Work task: Your task is to copy each line of the listing that contains the word "Offset".

Given records:

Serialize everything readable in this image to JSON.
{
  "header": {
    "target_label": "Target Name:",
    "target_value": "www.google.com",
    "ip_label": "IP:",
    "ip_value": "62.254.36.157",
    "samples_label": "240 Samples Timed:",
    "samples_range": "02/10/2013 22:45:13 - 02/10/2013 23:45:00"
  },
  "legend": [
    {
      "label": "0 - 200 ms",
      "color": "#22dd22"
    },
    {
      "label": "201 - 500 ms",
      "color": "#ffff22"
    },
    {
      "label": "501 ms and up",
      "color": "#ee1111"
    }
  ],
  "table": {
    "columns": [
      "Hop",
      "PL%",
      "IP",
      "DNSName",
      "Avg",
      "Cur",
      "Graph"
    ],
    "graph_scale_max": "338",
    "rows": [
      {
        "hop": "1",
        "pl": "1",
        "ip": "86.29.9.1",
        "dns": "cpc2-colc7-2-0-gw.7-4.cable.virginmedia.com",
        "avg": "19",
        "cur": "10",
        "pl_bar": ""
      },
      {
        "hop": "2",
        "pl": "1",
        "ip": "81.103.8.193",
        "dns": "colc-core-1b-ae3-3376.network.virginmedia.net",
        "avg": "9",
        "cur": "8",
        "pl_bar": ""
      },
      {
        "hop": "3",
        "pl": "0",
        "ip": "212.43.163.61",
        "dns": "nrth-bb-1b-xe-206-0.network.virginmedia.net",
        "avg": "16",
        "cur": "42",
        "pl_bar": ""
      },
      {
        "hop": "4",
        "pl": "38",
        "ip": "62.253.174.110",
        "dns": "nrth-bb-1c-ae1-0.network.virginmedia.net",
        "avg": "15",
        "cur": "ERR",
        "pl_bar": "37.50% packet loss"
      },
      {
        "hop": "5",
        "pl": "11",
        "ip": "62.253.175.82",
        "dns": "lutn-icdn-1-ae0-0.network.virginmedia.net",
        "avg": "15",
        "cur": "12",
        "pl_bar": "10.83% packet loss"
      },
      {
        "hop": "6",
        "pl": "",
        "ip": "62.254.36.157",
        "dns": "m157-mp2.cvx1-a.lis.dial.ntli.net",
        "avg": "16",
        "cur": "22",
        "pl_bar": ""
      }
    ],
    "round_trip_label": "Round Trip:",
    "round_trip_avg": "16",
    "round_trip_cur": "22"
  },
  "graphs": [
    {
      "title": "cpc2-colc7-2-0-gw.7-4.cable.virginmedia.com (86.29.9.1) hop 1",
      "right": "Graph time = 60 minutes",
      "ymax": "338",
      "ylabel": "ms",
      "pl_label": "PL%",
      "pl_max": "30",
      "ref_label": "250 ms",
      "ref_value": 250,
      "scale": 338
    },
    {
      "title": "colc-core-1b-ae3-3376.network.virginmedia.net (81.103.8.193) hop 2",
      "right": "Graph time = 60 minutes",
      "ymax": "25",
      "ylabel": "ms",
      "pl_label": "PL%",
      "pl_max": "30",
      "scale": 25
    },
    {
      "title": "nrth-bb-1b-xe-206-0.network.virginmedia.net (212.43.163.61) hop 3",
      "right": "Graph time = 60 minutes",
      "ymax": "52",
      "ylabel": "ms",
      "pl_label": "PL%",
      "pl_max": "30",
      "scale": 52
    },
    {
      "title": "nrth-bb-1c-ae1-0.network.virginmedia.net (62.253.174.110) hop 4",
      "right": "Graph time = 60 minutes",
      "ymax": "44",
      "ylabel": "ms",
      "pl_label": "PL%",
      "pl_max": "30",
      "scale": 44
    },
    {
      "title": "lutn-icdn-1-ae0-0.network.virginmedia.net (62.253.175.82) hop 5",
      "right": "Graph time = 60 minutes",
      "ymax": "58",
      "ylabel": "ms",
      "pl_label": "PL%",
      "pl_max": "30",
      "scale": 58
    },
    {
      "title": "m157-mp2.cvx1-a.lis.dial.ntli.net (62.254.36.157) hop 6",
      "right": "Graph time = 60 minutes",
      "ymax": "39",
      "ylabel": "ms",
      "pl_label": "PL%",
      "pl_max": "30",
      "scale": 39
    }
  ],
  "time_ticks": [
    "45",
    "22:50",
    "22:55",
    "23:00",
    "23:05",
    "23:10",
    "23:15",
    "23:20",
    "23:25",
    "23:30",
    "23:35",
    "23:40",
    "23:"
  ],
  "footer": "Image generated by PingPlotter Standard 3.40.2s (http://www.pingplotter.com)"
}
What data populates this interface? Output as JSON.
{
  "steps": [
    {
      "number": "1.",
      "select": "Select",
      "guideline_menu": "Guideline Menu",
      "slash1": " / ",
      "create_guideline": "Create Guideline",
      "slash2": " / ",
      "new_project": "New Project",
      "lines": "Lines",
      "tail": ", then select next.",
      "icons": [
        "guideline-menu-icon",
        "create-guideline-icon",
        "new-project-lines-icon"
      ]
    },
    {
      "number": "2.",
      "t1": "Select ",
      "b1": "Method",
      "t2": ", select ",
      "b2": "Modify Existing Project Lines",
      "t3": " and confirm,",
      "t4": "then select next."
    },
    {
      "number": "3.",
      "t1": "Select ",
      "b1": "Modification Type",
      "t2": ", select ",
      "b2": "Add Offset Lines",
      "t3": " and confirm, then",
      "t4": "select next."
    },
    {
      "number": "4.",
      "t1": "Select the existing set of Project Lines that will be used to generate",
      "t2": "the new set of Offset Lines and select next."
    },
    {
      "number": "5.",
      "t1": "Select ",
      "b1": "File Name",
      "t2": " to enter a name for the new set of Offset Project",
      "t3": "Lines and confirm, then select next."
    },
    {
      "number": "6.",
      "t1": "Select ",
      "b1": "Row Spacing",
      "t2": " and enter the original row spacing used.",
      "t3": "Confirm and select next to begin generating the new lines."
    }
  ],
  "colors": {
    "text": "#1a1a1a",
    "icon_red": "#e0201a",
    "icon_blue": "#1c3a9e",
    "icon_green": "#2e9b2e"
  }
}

Output below:
      "b2": "Add Offset Lines",
      "t2": "the new set of Offset Lines and select next."
      "t2": " to enter a name for the new set of Offset Project",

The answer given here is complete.